Your response should contain each line of the data that includes "View".

+ + + + +

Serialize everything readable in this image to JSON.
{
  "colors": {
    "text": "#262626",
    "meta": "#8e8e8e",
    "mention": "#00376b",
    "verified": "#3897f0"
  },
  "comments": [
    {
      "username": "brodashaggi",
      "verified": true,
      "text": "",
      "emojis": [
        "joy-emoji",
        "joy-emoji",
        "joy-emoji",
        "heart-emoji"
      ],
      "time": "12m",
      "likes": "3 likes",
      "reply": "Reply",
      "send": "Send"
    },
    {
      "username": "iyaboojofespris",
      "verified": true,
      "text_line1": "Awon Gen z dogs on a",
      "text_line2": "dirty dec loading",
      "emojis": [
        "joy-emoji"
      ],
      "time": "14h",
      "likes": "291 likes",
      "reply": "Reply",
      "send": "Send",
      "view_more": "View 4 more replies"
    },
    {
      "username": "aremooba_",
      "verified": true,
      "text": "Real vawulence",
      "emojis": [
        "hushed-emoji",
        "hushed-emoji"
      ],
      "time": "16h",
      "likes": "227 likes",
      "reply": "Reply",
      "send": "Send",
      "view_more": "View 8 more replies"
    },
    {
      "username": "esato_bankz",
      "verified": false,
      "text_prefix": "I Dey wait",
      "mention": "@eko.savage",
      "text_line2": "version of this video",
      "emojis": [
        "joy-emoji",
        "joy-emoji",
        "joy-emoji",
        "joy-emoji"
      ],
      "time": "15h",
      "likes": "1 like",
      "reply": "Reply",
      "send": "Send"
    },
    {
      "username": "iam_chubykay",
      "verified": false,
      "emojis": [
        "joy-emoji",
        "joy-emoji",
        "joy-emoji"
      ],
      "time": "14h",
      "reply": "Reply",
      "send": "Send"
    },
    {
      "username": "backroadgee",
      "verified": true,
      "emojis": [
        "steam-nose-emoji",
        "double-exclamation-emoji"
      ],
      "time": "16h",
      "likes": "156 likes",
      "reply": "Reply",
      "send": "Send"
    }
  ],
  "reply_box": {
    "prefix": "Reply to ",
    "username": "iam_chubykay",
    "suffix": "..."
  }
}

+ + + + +

ANSWER BELOW:
      "view_more": "View 4 more replies"
      "view_more": "View 8 more replies"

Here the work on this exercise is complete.